Five Democratic senators wrote to Secretary of State Hillary Clinton on Wednesday to ask her to delay a planned $53 million arms sale to Bahrain because of the island kingdom's continued violence against protesters.
"We recognize the administration's commitment to the United States' strategic relationship with Bahrain... However, the Bahrain government's repressive treatment of peaceful protesters during the past several months is unacceptable," the senators wrote in their Oct. 12 letter, obtained by The Cable.
"The United States must make it clear to the government of Bahrain that its ongoing human rights violations and unwillingness to acknowledge legitimate demands for reform have a negative impact on its relationship with the United States."
The letter's signatories were Senate Foreign Relations Middle East and North Africa Subcommittee chairman Robert Casey (D-PA), Senate Majority Whip Richard Durbin (D-IL), and Sens. Robert Menendez (D-NJ), Benjamin Cardin (D-MD), and Ron Wyden (D-OR).
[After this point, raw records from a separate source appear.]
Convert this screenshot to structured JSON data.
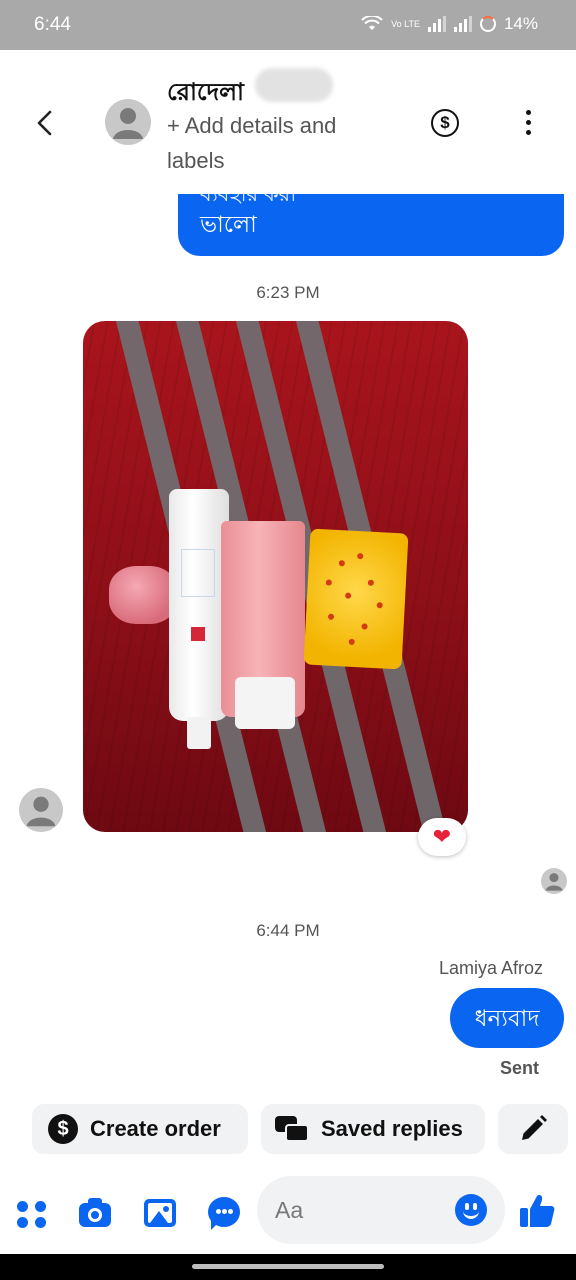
{
  "status_bar": {
    "time": "6:44",
    "volte": "Vo LTE",
    "battery": "14%"
  },
  "header": {
    "contact_name": "রোদেলা",
    "add_details": "+ Add details and labels"
  },
  "messages": {
    "prev_bubble_text": "ভালো",
    "prev_bubble_cut_text": "ব্যবহার করা",
    "time_1": "6:23 PM",
    "reaction": "❤",
    "time_2": "6:44 PM",
    "sender_name": "Lamiya Afroz",
    "sent_text": "ধন্যবাদ",
    "sent_status": "Sent"
  },
  "quick_replies": {
    "create_order": "Create order",
    "saved_replies": "Saved replies"
  },
  "composer": {
    "placeholder": "Aa"
  },
  "colors": {
    "accent": "#0a66f0",
    "status_bar": "#a9a9a9",
    "chip_bg": "#f1f2f4",
    "reaction_heart": "#e8213a"
  }
}
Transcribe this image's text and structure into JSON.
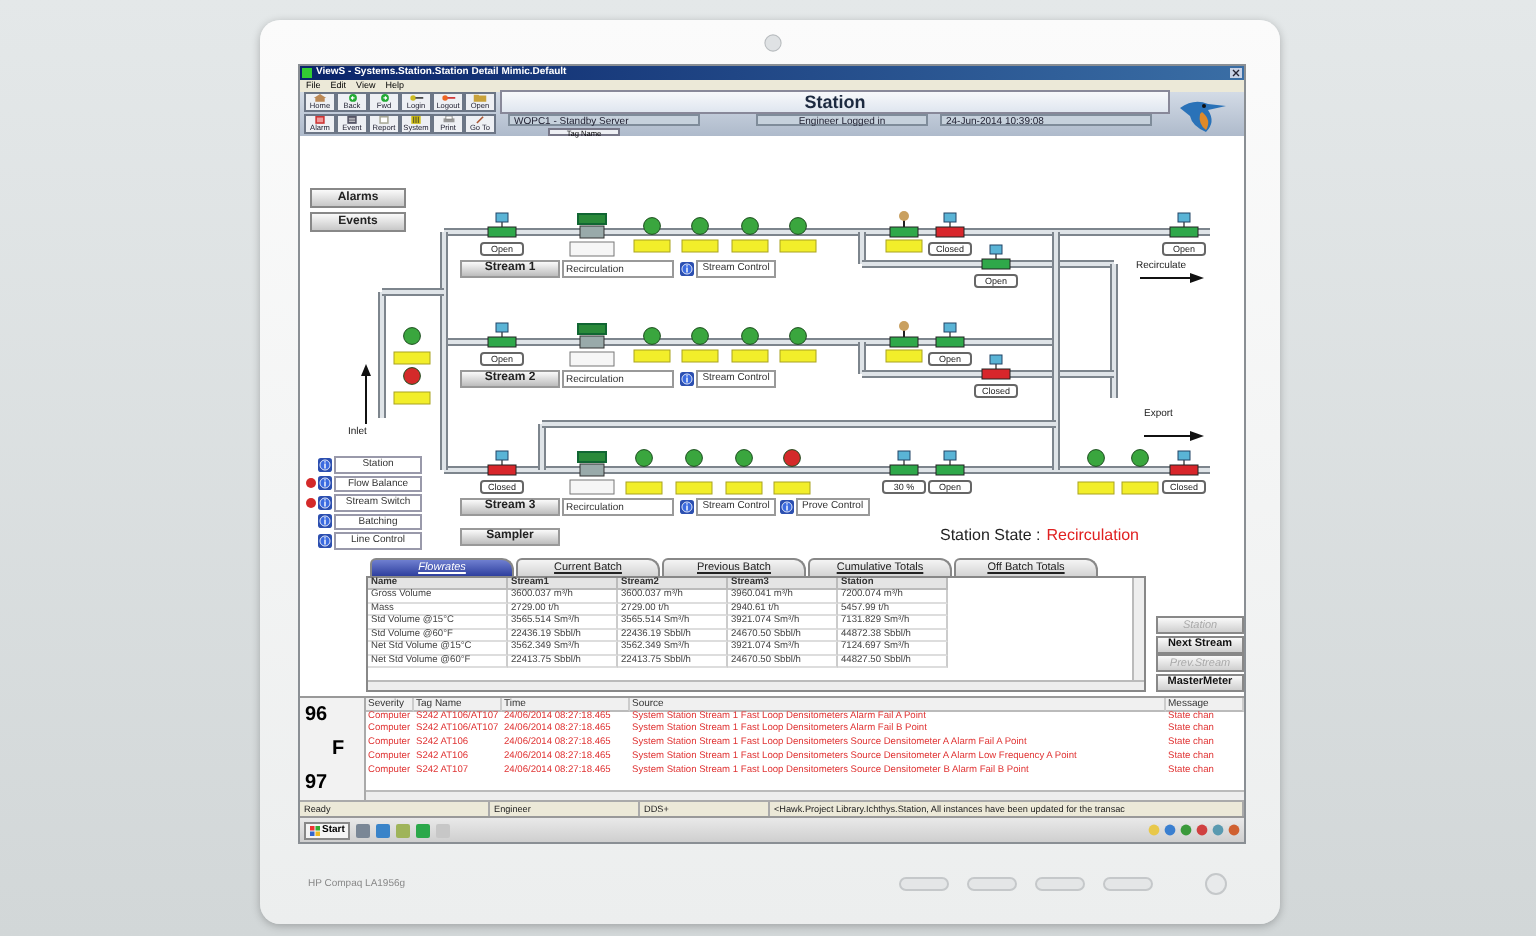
{
  "window": {
    "title": "ViewS - Systems.Station.Station Detail Mimic.Default"
  },
  "menu": [
    "File",
    "Edit",
    "View",
    "Help"
  ],
  "toolbar": [
    {
      "label": "Home",
      "kind": "home"
    },
    {
      "label": "Back",
      "kind": "back"
    },
    {
      "label": "Fwd",
      "kind": "forward"
    },
    {
      "label": "Login",
      "kind": "login"
    },
    {
      "label": "Logout",
      "kind": "logout"
    },
    {
      "label": "Open",
      "kind": "open"
    },
    {
      "label": "Alarm",
      "kind": "alarm"
    },
    {
      "label": "Event",
      "kind": "event"
    },
    {
      "label": "Report",
      "kind": "report"
    },
    {
      "label": "System",
      "kind": "system"
    },
    {
      "label": "Print",
      "kind": "print"
    },
    {
      "label": "Go To",
      "kind": "goto"
    }
  ],
  "header": {
    "title": "Station",
    "server": "WOPC1 - Standby Server",
    "user": "Engineer Logged in",
    "datetime": "24-Jun-2014 10:39:08",
    "tag_button": "Tag Name"
  },
  "mimic": {
    "buttons": [
      "Alarms",
      "Events"
    ],
    "streams": [
      {
        "label": "Stream 1",
        "mode": "Recirculation",
        "control": "Stream Control"
      },
      {
        "label": "Stream 2",
        "mode": "Recirculation",
        "control": "Stream Control"
      },
      {
        "label": "Stream 3",
        "mode": "Recirculation",
        "control": "Stream Control",
        "prove": "Prove Control"
      }
    ],
    "sampler": "Sampler",
    "valves": [
      {
        "label": "Open",
        "closed": false
      },
      {
        "label": "Closed",
        "closed": true
      },
      {
        "label": "Open",
        "closed": false
      },
      {
        "label": "Open",
        "closed": false
      },
      {
        "label": "Open",
        "closed": false
      },
      {
        "label": "Open",
        "closed": false
      },
      {
        "label": "Closed",
        "closed": true
      },
      {
        "label": "Closed",
        "closed": true
      },
      {
        "label": "30 %",
        "closed": false
      },
      {
        "label": "Open",
        "closed": false
      },
      {
        "label": "Closed",
        "closed": true
      }
    ],
    "flow_labels": [
      {
        "label": "Inlet",
        "kind": "inlet"
      },
      {
        "label": "Recirculate",
        "kind": "recirculate"
      },
      {
        "label": "Export",
        "kind": "export"
      }
    ],
    "nav": [
      {
        "label": "Station",
        "alarm": false
      },
      {
        "label": "Flow Balance",
        "alarm": true
      },
      {
        "label": "Stream Switch",
        "alarm": true
      },
      {
        "label": "Batching",
        "alarm": false
      },
      {
        "label": "Line Control",
        "alarm": false
      }
    ],
    "station_state": {
      "label": "Station State :",
      "value": "Recirculation"
    }
  },
  "flow_table": {
    "tabs": [
      {
        "label": "Flowrates",
        "selected": true
      },
      {
        "label": "Current Batch",
        "selected": false
      },
      {
        "label": "Previous Batch",
        "selected": false
      },
      {
        "label": "Cumulative Totals",
        "selected": false
      },
      {
        "label": "Off Batch Totals",
        "selected": false
      }
    ],
    "columns": [
      "Name",
      "Stream1",
      "Stream2",
      "Stream3",
      "Station"
    ],
    "rows": [
      [
        "Gross Volume",
        "3600.037 m³/h",
        "3600.037 m³/h",
        "3960.041 m³/h",
        "7200.074 m³/h"
      ],
      [
        "Mass",
        "2729.00 t/h",
        "2729.00 t/h",
        "2940.61 t/h",
        "5457.99 t/h"
      ],
      [
        "Std Volume @15°C",
        "3565.514 Sm³/h",
        "3565.514 Sm³/h",
        "3921.074 Sm³/h",
        "7131.829 Sm³/h"
      ],
      [
        "Std Volume @60°F",
        "22436.19 Sbbl/h",
        "22436.19 Sbbl/h",
        "24670.50 Sbbl/h",
        "44872.38 Sbbl/h"
      ],
      [
        "Net Std Volume @15°C",
        "3562.349 Sm³/h",
        "3562.349 Sm³/h",
        "3921.074 Sm³/h",
        "7124.697 Sm³/h"
      ],
      [
        "Net Std Volume @60°F",
        "22413.75 Sbbl/h",
        "22413.75 Sbbl/h",
        "24670.50 Sbbl/h",
        "44827.50 Sbbl/h"
      ]
    ]
  },
  "stream_buttons": [
    {
      "label": "Station",
      "disabled": true
    },
    {
      "label": "Next Stream",
      "disabled": false
    },
    {
      "label": "Prev.Stream",
      "disabled": true
    },
    {
      "label": "MasterMeter",
      "disabled": false
    }
  ],
  "alarm_log": {
    "counter": {
      "high": "96",
      "unit": "F",
      "low": "97"
    },
    "columns": [
      "Severity",
      "Tag Name",
      "Time",
      "Source",
      "Message"
    ],
    "rows": [
      [
        "Computer",
        "S242 AT106/AT107",
        "24/06/2014 08:27:18.465",
        "System Station Stream 1 Fast Loop Densitometers Alarm Fail A Point",
        "State chan"
      ],
      [
        "Computer",
        "S242 AT106/AT107",
        "24/06/2014 08:27:18.465",
        "System Station Stream 1 Fast Loop Densitometers Alarm Fail B Point",
        "State chan"
      ],
      [
        "Computer",
        "S242 AT106",
        "24/06/2014 08:27:18.465",
        "System Station Stream 1 Fast Loop Densitometers Source Densitometer A Alarm Fail A Point",
        "State chan"
      ],
      [
        "Computer",
        "S242 AT106",
        "24/06/2014 08:27:18.465",
        "System Station Stream 1 Fast Loop Densitometers Source Densitometer A Alarm Low Frequency A Point",
        "State chan"
      ],
      [
        "Computer",
        "S242 AT107",
        "24/06/2014 08:27:18.465",
        "System Station Stream 1 Fast Loop Densitometers Source Densitometer B Alarm Fail B Point",
        "State chan"
      ]
    ]
  },
  "status_bar": [
    "Ready",
    "Engineer",
    "DDS+",
    "<Hawk.Project Library.Ichthys.Station, All instances have been updated for the transac"
  ],
  "taskbar": {
    "start": "Start"
  },
  "monitor": {
    "brand": "HP Compaq LA1956g"
  }
}
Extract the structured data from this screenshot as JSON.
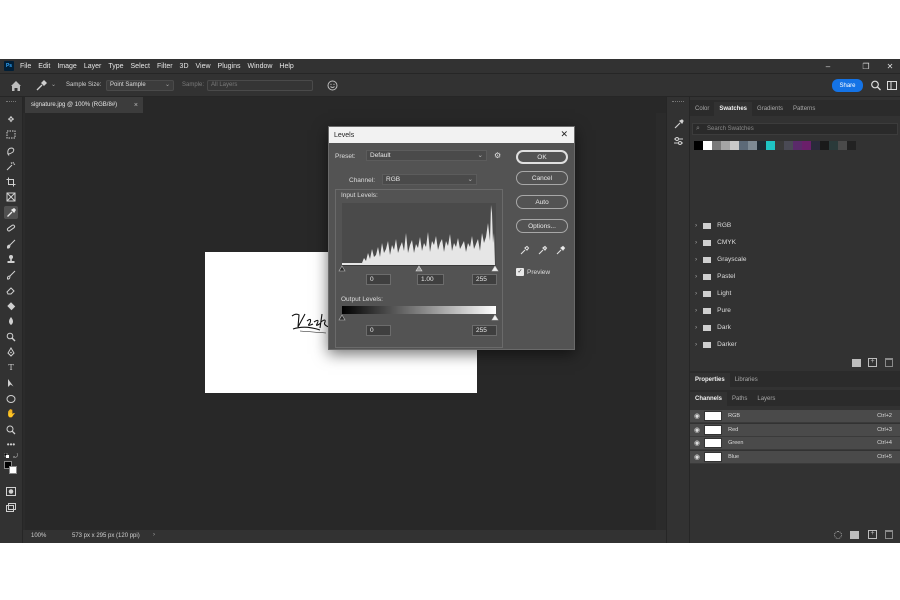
{
  "menu": {
    "logo": "Ps",
    "items": [
      "File",
      "Edit",
      "Image",
      "Layer",
      "Type",
      "Select",
      "Filter",
      "3D",
      "View",
      "Plugins",
      "Window",
      "Help"
    ]
  },
  "options_bar": {
    "sample_size_label": "Sample Size:",
    "sample_size_value": "Point Sample",
    "sample_label": "Sample:",
    "sample_value": "All Layers",
    "share_label": "Share"
  },
  "document": {
    "tab_title": "signature.jpg @ 100% (RGB/8#)",
    "close_symbol": "×",
    "signature_text": "Vesk"
  },
  "status_bar": {
    "zoom": "100%",
    "info": "573 px x 295 px (120 ppi)"
  },
  "swatches_panel": {
    "tabs": [
      "Color",
      "Swatches",
      "Gradients",
      "Patterns"
    ],
    "active_tab": "Swatches",
    "search_placeholder": "Search Swatches",
    "swatch_colors": [
      "#000000",
      "#ffffff",
      "#7a7a7a",
      "#a5a5a5",
      "#c9c9c9",
      "#5c6a78",
      "#7d8a94",
      "#1e2a33",
      "#1fc4c4",
      "#3a3a3a",
      "#4a4a55",
      "#5a2a6a",
      "#6a1f6a",
      "#2a2a3a",
      "#1a1a1a",
      "#2a3a3a",
      "#4a4a4a",
      "#222222"
    ],
    "folders": [
      "RGB",
      "CMYK",
      "Grayscale",
      "Pastel",
      "Light",
      "Pure",
      "Dark",
      "Darker"
    ]
  },
  "properties_panel": {
    "tabs": [
      "Properties",
      "Libraries"
    ]
  },
  "channels_panel": {
    "tabs": [
      "Channels",
      "Paths",
      "Layers"
    ],
    "channels": [
      {
        "name": "RGB",
        "shortcut": "Ctrl+2"
      },
      {
        "name": "Red",
        "shortcut": "Ctrl+3"
      },
      {
        "name": "Green",
        "shortcut": "Ctrl+4"
      },
      {
        "name": "Blue",
        "shortcut": "Ctrl+5"
      }
    ]
  },
  "levels_dialog": {
    "title": "Levels",
    "close_symbol": "✕",
    "preset_label": "Preset:",
    "preset_value": "Default",
    "channel_label": "Channel:",
    "channel_value": "RGB",
    "input_levels_label": "Input Levels:",
    "input_black": "0",
    "input_gamma": "1.00",
    "input_white": "255",
    "output_levels_label": "Output Levels:",
    "output_black": "0",
    "output_white": "255",
    "buttons": {
      "ok": "OK",
      "cancel": "Cancel",
      "auto": "Auto",
      "options": "Options..."
    },
    "preview_label": "Preview",
    "preview_checked": true
  },
  "colors": {
    "app_bg": "#2b2b2b",
    "panel_bg": "#323232",
    "dialog_bg": "#535353",
    "accent": "#1473e6"
  }
}
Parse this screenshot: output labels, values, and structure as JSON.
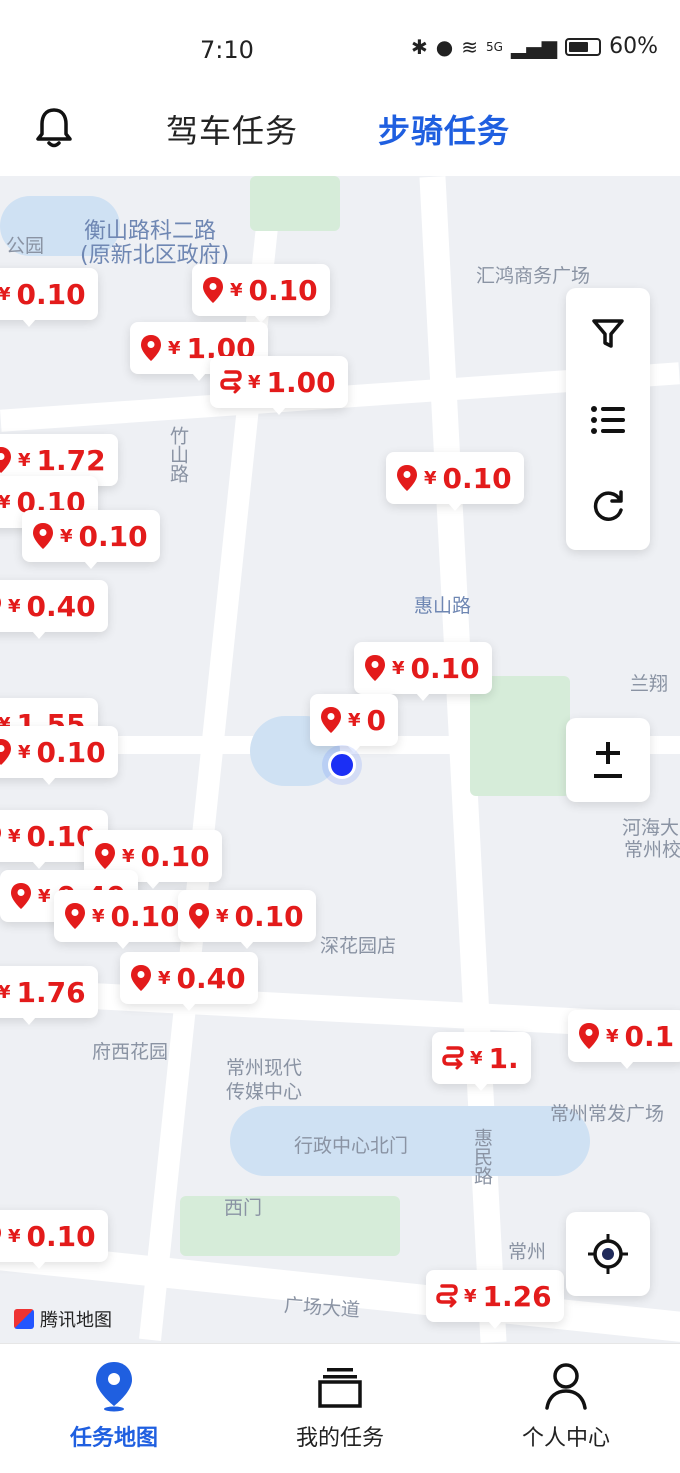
{
  "status_bar": {
    "time": "7:10",
    "network": "5G",
    "battery": "60%"
  },
  "header": {
    "tab_drive": "驾车任务",
    "tab_walk": "步骑任务"
  },
  "map_labels": [
    "衡山路科二路",
    "(原新北区政府)",
    "汇鸿商务广场",
    "竹山路",
    "惠山路",
    "兰翔",
    "河海大",
    "常州校",
    "深花园店",
    "府西花园",
    "常州现代",
    "传媒中心",
    "常州常发广场",
    "行政中心北门",
    "惠民路",
    "常州",
    "广场大道",
    "公园",
    "西门"
  ],
  "pins": [
    {
      "type": "walk",
      "amount": "0.10"
    },
    {
      "type": "walk",
      "amount": "0.10"
    },
    {
      "type": "walk",
      "amount": "1.00"
    },
    {
      "type": "ride",
      "amount": "1.00"
    },
    {
      "type": "walk",
      "amount": "1.72"
    },
    {
      "type": "walk",
      "amount": "0.10"
    },
    {
      "type": "walk",
      "amount": "0.10"
    },
    {
      "type": "walk",
      "amount": "0.40"
    },
    {
      "type": "walk",
      "amount": "0.10"
    },
    {
      "type": "walk",
      "amount": "1.55"
    },
    {
      "type": "walk",
      "amount": "0.10"
    },
    {
      "type": "walk",
      "amount": "0.10"
    },
    {
      "type": "walk",
      "amount": "0.10"
    },
    {
      "type": "walk",
      "amount": "0.40"
    },
    {
      "type": "walk",
      "amount": "0.10"
    },
    {
      "type": "walk",
      "amount": "0.10"
    },
    {
      "type": "walk",
      "amount": "0.40"
    },
    {
      "type": "walk",
      "amount": "1.76"
    },
    {
      "type": "walk",
      "amount": "0.10"
    },
    {
      "type": "walk",
      "amount": "0.10"
    },
    {
      "type": "ride",
      "amount": "1.26"
    },
    {
      "type": "ride",
      "amount": "1."
    },
    {
      "type": "walk",
      "amount": "0.1"
    },
    {
      "type": "walk",
      "amount": "0"
    }
  ],
  "map_logo": "腾讯地图",
  "icons": {
    "bell": "bell-icon",
    "filter": "filter-icon",
    "list": "list-icon",
    "refresh": "refresh-icon",
    "zoom": "zoom-icon",
    "locate": "locate-icon"
  },
  "bottom_nav": [
    {
      "label": "任务地图",
      "icon": "map-pin-icon",
      "active": true
    },
    {
      "label": "我的任务",
      "icon": "task-stack-icon",
      "active": false
    },
    {
      "label": "个人中心",
      "icon": "user-icon",
      "active": false
    }
  ],
  "colors": {
    "accent": "#1f5fe0",
    "price": "#e31b1b",
    "location_dot": "#1b2ff5"
  }
}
The letter accuses the Bahrain government of torture and notes reporting by Human Rights Watch that states Bahrain's government has killed 34 protesters, arrested 1,400 more, and dismissed 3,600 people from their jobs for anti-government activities.
"Completing an arms sale to Bahrain under the current circumstances would weaken U.S. credibility at a critical time of democratic transition in the Middle East," the senators wrote.
Senate Foreign Relations Committee chairman John Kerry (D-MA) has not commented on the issue and requests for comment were not returned.
Wyden and Rep. Jim McGovern (D-MA) have each introduced a resolution in their respective chambers to prevent the U.S. government going through with the sale, which would include 44 armored, high-mobility Humvees and over 300 advanced missiles, 50 of which are bunker-buster missiles similar to those sold secretly to Israel in 2009.
"Selling weapons to a regime that is violently suppressing peaceful civil dissent and violating human rights is antithetical to our foreign policy goals and the principle of basic rights for all that the U.S. has worked hard to promote," Wyden said in a release.
"Human rights ought to matter in our foreign and military policy," McGovern said in his own release."Supporting regimes that violate the basic rights of their people is not just morally wrong - it's also not in our national security interests. Now is not the time to sell weapons to Bahrain."
The U.S. Navy's Fifth Fleet is stationed in Bahrain, and fear of endangering its home base is one reason many have speculated that the Obama administration has maintained ties with Bahrain's monarchy despite the domestic crackdown. Bahrain is also a client state of Saudi Arabia and policymakers have voiced fears that a victory by the predominantly Shiite protest movement would strengthen Iranian influence in the country.
The State Department argued in its Sept. 14 notification to Congress that the proposed sale will contribute to U.S. national security "by helping to improve the security of a major non-NATO ally that has been, and continues to be, an important force for political stability and economic progress in the Middle East."
Meanwhile, Bahrain's parliament this week issued a vote of no confidence to the appointment of the new U.S. Ambassador to Bahrain Thomas Krajeski because he met with opposition groups in Washington before arriving in Manama.
"This diplomat has a volatile agenda against Bahrain and the nation and we can't accept having him here," said Bahrain member of parliament Ali Ahmed, who is president of the Al Menbar bloc of lawmakers. "We are here to represent the people and they don't want him and our wish should be respected."
UPDATE: Sen. Marco Rubio (R-FL) sent his own letter to Clinton today regarding the arms sale, in which he asked the administration to delay sale of the humvees, but not the missiles. Rubio wrote that the administration should delay the sale of "any items within the proposed weapons package that could be used to disrupt peaceful dissent."